Read Hebrews 12: 14-29
The Queen of Mean, New York real estate billionaire Leona Helmsley, left $12 million to her pet dog, Trouble. The pampered pooch received the largest inheritance from Mrs. Helmsley’s will while some human members of Mrs. Helmsley’s family fared less well, with two of her four grandchildren cut out of the will entirely. The money for Trouble’s upkeep was left in the hands of her brother, Alvin Rosenthal, who inherited $10 million himself.
We’ve all heard stories of people losing their inheritance because they decided to live differently to the way their parents wanted them to. The threat is one based on fear. Fear is never a great motivator – sure it can work, but it doesn’t get to the heart of our issues.

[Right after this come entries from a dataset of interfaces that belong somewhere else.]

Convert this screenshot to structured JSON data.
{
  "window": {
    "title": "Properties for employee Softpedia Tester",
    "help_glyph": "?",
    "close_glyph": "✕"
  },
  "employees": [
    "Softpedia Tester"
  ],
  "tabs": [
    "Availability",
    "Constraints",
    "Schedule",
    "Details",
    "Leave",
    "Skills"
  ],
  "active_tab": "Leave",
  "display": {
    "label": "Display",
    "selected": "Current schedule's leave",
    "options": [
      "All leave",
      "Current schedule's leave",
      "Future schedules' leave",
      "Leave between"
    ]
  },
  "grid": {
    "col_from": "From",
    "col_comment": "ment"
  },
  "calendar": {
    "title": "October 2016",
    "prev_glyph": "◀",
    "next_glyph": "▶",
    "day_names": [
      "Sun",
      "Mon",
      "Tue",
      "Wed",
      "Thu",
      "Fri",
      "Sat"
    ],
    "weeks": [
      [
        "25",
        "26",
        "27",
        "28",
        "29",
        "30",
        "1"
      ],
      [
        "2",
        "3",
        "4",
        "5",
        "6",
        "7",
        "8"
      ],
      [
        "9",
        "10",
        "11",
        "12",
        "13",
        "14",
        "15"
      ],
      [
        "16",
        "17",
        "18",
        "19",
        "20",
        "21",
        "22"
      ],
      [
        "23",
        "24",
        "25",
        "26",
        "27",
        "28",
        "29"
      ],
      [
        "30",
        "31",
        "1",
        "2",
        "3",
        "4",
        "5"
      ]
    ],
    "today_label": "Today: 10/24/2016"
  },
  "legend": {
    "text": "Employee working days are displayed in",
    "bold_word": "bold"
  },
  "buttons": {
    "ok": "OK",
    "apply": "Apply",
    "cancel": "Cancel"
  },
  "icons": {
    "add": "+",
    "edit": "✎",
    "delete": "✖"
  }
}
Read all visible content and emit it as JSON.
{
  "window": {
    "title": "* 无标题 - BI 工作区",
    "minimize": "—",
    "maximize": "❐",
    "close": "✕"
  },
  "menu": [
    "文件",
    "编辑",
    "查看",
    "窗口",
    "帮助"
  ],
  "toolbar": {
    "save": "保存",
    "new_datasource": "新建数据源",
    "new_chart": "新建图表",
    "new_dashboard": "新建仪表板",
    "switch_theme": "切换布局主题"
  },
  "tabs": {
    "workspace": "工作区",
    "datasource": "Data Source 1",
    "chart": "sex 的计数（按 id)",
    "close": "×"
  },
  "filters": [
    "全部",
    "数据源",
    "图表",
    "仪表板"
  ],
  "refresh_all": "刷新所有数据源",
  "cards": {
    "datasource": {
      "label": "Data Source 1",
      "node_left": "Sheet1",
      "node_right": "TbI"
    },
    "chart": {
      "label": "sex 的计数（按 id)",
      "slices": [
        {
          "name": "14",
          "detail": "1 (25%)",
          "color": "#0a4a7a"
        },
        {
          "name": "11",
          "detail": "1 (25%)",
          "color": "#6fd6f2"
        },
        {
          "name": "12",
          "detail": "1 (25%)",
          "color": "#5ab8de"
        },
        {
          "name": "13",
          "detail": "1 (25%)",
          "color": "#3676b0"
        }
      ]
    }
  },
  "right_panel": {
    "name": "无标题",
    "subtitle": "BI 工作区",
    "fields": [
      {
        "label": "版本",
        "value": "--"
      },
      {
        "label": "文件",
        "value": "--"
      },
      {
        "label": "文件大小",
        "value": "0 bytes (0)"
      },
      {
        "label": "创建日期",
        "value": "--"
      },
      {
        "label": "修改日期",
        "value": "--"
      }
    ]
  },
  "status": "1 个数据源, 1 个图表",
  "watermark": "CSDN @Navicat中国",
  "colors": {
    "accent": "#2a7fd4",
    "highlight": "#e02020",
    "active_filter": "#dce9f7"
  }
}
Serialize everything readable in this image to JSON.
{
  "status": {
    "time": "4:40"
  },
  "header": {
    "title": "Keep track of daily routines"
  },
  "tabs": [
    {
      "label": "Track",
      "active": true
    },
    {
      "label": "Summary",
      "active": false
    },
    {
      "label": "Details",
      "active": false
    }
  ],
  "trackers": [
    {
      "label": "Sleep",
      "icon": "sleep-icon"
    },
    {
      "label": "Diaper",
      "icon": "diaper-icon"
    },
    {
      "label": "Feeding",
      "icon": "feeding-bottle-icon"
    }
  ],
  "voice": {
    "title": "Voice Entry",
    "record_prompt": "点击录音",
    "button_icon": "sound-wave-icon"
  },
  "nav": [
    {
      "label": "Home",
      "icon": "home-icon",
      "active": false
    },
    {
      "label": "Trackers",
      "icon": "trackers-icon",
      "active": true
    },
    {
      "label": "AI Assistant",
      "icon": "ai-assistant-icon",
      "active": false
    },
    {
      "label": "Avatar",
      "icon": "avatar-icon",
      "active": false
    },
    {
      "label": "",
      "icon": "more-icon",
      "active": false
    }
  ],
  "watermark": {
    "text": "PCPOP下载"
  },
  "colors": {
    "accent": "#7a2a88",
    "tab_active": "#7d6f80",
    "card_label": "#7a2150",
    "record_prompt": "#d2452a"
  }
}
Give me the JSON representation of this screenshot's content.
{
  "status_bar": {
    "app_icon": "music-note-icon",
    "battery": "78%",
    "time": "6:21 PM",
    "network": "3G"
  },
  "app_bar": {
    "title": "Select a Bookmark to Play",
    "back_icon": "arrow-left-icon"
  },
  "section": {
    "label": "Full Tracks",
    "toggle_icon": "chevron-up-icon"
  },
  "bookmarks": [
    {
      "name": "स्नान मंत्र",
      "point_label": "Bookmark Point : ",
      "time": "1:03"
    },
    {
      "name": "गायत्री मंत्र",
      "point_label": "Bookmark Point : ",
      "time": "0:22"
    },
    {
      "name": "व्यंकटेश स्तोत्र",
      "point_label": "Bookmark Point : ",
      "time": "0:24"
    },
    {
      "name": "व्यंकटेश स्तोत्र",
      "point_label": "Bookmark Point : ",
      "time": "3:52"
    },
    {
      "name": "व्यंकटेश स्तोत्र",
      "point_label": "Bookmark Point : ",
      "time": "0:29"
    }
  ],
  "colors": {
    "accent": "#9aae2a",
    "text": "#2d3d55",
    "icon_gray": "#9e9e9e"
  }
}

In today’s passage we read of the inheritance that believers have. But it is not the inheritance itself that is the focus, but rather the way in which we come to inherit it.
Mount Sinai and Mount Zion are two real places. Mount Sinai is the physical earthly mountain where Moses met with God and ‘tremble[d] with fear’ because God is Holy, and Israel was not. Moses was scared that God might destroy Israel for their worship of the golden calf (Deut. 9:19). Mount Zion is the spiritual equivalent. It’s where God reigns. Whereas Moses and Israel had access to God on Mount Sinai (and they feared God’s holiness because they weren’t holy), we have access to God through the heavenly realms through the death of Jesus on the cross. Jesus has taken God’s wrath for our sin, so we can confidently approach the throne of God with ‘reverence and awe’ (verse 28).
Moses was Israel’s mediator. He stood before them and God on the top of the mountain. They feared God’s holy justice, but Moses and the mountain pointed forward (another sign!) to the perfect mediator on the true mountain. Jesus in the heavenly realms, mediates, by his sprinkled blood to the Father on our behalf. His blood is the perfect and better blood. Abel’s blood (remember from your reading of chapter 11) was a better sacrifice than Cain’s, but even though, it still cried for justice. It could not satisfy the wrath of God for sin. Jesus blood, however, shed on the cross was the better sacrifice for all, and it speaks of forgiveness and reconciliation.
Therefore God has brought us to a new covenant and better Mountain, one we do not fear, one we can touch, through the righteousness of His Son. He has called us to a Saviour. By His blood we have a great inheritance, one that cannot be shaken, one that will not be removed from us. It is the secure and final forgiveness of sins. His blood brings us to the Holy Mountain, where forever we will enjoy the glorious presence of our living God.
- Why does the writer juxtapose Mount Sinai with Mount Zion?
- Why is Sinai no longer the mountain on which Christians define their experience with God? On what basis do Christians now come to Zion?
- Why is Jesus’ blood superior to the blood sacrifice offered by Abel? Why does the author compare the blood offered by Abel with the blood offered by Jesus?
- How does the glorious picture of Zion in this passage help you endure in the faith? Why do you think the writer chose to use this picture to motivate his readers to endure until the end?
Father God, thank you for leading me to Mount Zion, where I can stand in your presence because of Jesus’ death in my place. Thank you that He has taken the punishment that I deserved. Help me to worship you in reverence and awe, not out of fear, but out of thanksgiving for what you have done. Amen.